## ASSIGNED TASK
Look through the listing for the string "JSON" and copy out every line that holds it.

## PROVIDED MATERIAL
* * *

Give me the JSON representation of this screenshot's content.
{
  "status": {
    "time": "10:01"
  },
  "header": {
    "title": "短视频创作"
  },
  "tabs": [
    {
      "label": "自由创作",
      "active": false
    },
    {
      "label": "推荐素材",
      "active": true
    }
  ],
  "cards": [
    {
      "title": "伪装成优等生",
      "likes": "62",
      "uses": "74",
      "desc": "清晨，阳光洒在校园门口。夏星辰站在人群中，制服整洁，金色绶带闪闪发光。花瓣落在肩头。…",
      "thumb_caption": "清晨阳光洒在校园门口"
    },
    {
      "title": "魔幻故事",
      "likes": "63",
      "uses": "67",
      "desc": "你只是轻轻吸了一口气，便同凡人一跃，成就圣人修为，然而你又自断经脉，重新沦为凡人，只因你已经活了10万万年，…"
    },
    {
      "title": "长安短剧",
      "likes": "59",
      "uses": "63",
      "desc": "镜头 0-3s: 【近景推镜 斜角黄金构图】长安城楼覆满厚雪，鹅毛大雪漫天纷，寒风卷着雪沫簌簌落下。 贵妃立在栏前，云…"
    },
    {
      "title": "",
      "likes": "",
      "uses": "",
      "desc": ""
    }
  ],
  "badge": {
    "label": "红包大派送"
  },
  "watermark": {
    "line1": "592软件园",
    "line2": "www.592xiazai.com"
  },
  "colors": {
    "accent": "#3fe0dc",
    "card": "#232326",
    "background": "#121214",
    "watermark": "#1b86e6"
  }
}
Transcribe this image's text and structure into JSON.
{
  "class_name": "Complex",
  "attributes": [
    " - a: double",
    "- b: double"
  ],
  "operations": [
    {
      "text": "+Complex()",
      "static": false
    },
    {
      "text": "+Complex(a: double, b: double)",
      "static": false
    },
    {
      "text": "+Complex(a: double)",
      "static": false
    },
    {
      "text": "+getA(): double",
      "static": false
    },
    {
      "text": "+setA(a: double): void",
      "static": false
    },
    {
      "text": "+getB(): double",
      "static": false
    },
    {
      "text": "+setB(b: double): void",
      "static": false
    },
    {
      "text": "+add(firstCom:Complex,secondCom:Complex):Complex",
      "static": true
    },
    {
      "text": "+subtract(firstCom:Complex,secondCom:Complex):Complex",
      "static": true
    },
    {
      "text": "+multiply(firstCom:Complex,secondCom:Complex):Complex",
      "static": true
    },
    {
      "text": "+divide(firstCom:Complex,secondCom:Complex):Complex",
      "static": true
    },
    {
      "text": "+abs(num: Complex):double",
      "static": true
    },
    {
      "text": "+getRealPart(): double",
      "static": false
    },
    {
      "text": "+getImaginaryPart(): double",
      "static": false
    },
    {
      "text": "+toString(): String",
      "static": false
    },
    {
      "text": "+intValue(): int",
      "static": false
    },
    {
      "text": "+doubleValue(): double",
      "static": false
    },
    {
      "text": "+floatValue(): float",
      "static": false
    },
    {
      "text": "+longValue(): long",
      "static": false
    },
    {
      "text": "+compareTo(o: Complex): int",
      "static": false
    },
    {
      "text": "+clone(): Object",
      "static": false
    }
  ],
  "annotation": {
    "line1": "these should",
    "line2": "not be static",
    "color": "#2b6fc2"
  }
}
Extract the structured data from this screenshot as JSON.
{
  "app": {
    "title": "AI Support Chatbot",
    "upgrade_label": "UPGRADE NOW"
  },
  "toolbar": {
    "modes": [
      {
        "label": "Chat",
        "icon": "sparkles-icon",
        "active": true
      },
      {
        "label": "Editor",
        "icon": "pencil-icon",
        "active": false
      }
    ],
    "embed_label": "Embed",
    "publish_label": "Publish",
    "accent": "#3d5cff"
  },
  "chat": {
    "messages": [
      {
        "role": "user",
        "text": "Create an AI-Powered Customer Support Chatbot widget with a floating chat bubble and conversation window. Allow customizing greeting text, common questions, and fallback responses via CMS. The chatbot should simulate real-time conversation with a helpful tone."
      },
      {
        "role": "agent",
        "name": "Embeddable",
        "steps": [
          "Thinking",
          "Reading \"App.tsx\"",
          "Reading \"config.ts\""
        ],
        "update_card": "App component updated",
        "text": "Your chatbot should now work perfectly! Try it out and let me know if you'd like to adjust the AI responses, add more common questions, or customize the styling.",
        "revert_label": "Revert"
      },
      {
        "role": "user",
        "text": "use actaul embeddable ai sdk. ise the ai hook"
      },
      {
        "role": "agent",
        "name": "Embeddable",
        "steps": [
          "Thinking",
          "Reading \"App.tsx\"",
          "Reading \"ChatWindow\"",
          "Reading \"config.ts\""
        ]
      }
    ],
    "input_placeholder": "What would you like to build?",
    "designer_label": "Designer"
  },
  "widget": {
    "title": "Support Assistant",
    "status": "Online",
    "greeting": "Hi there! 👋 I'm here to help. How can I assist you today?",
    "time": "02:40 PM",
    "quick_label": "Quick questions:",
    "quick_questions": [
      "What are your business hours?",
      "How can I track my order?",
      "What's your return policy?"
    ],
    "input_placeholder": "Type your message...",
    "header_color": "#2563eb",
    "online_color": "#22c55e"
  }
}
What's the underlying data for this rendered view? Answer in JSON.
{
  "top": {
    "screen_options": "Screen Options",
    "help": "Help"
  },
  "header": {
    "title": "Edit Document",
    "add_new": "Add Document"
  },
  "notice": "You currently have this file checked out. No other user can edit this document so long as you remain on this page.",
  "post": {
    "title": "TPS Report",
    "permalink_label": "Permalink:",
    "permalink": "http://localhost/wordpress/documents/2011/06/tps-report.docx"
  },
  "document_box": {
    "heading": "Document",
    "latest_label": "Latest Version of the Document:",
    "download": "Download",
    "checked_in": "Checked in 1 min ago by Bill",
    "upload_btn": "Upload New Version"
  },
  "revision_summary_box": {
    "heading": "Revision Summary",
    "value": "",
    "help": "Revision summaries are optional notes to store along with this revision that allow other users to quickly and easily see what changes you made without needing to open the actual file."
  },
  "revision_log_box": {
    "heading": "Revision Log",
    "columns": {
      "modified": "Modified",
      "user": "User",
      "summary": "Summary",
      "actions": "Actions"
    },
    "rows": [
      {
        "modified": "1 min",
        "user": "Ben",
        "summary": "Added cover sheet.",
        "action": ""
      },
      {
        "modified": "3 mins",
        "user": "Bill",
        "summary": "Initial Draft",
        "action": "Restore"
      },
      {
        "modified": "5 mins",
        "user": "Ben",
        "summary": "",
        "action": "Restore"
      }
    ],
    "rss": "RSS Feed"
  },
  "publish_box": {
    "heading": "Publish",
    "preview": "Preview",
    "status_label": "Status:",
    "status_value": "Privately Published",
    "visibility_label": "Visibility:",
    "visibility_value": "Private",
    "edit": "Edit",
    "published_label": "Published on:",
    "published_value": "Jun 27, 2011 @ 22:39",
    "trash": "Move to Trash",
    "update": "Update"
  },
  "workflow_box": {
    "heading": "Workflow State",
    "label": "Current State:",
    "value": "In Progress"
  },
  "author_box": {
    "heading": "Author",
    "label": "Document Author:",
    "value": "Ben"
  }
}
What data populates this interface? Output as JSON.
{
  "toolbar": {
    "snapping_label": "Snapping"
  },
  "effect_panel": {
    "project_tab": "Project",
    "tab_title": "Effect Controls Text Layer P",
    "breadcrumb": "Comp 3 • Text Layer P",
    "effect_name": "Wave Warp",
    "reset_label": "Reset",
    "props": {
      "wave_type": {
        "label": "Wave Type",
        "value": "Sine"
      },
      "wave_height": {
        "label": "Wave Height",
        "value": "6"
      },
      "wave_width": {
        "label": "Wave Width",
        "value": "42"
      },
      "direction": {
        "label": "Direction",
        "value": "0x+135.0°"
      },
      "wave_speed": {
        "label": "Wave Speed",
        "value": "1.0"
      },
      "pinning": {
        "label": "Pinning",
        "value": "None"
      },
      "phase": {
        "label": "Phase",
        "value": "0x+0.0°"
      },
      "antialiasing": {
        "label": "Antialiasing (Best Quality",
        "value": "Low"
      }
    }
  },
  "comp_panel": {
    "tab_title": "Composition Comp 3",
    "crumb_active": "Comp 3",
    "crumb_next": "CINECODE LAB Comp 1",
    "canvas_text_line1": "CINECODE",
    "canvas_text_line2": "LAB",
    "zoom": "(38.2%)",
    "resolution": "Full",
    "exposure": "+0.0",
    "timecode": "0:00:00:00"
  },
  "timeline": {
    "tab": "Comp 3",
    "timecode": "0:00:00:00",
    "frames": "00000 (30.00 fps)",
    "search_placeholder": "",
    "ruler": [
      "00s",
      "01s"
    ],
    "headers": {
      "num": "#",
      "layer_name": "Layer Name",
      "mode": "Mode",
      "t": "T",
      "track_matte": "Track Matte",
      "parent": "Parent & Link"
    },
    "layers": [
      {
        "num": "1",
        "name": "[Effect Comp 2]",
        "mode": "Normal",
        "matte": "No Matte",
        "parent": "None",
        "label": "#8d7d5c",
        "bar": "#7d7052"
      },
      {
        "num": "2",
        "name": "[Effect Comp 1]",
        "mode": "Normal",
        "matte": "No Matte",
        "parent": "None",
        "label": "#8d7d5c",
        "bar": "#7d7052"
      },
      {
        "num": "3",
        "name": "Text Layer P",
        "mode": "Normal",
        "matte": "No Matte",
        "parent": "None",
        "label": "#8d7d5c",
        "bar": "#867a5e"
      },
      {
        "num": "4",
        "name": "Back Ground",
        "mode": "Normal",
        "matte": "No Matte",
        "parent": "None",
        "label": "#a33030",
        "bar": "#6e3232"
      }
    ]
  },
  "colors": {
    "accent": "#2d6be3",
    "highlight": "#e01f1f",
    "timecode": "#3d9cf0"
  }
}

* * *

## YOUR RESPONSE
Give me the JSON representation of this screenshot's content.
Transcribe this image's text and structure into JSON.
Extract the structured data from this screenshot as JSON.
What's the underlying data for this rendered view? Answer in JSON.
What data populates this interface? Output as JSON.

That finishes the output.